Exercise details »
Give the records again in full, exactly as written.
─── The data ───
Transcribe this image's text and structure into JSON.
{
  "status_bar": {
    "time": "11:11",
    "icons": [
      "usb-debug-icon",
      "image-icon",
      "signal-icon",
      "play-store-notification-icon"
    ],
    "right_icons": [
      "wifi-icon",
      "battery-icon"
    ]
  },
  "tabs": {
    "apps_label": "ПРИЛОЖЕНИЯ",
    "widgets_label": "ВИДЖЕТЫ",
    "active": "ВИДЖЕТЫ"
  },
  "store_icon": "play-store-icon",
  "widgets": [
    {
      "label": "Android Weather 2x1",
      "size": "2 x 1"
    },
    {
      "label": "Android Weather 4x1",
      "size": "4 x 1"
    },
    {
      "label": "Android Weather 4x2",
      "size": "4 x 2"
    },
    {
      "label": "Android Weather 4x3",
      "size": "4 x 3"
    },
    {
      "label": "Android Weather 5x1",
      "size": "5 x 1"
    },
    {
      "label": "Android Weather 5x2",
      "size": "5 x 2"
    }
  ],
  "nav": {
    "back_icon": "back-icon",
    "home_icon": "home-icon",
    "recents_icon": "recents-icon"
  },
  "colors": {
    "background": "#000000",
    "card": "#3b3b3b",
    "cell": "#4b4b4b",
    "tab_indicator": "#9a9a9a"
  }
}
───
Task response »
Transcribe this image's text and structure into JSON.
{
  "status_bar": {
    "time": "11:11",
    "icons": [
      "usb-debug-icon",
      "image-icon",
      "signal-icon",
      "play-store-notification-icon"
    ],
    "right_icons": [
      "wifi-icon",
      "battery-icon"
    ]
  },
  "tabs": {
    "apps_label": "ПРИЛОЖЕНИЯ",
    "widgets_label": "ВИДЖЕТЫ",
    "active": "ВИДЖЕТЫ"
  },
  "store_icon": "play-store-icon",
  "widgets": [
    {
      "label": "Android Weather 2x1",
      "size": "2 x 1"
    },
    {
      "label": "Android Weather 4x1",
      "size": "4 x 1"
    },
    {
      "label": "Android Weather 4x2",
      "size": "4 x 2"
    },
    {
      "label": "Android Weather 4x3",
      "size": "4 x 3"
    },
    {
      "label": "Android Weather 5x1",
      "size": "5 x 1"
    },
    {
      "label": "Android Weather 5x2",
      "size": "5 x 2"
    }
  ],
  "nav": {
    "back_icon": "back-icon",
    "home_icon": "home-icon",
    "recents_icon": "recents-icon"
  },
  "colors": {
    "background": "#000000",
    "card": "#3b3b3b",
    "cell": "#4b4b4b",
    "tab_indicator": "#9a9a9a"
  }
}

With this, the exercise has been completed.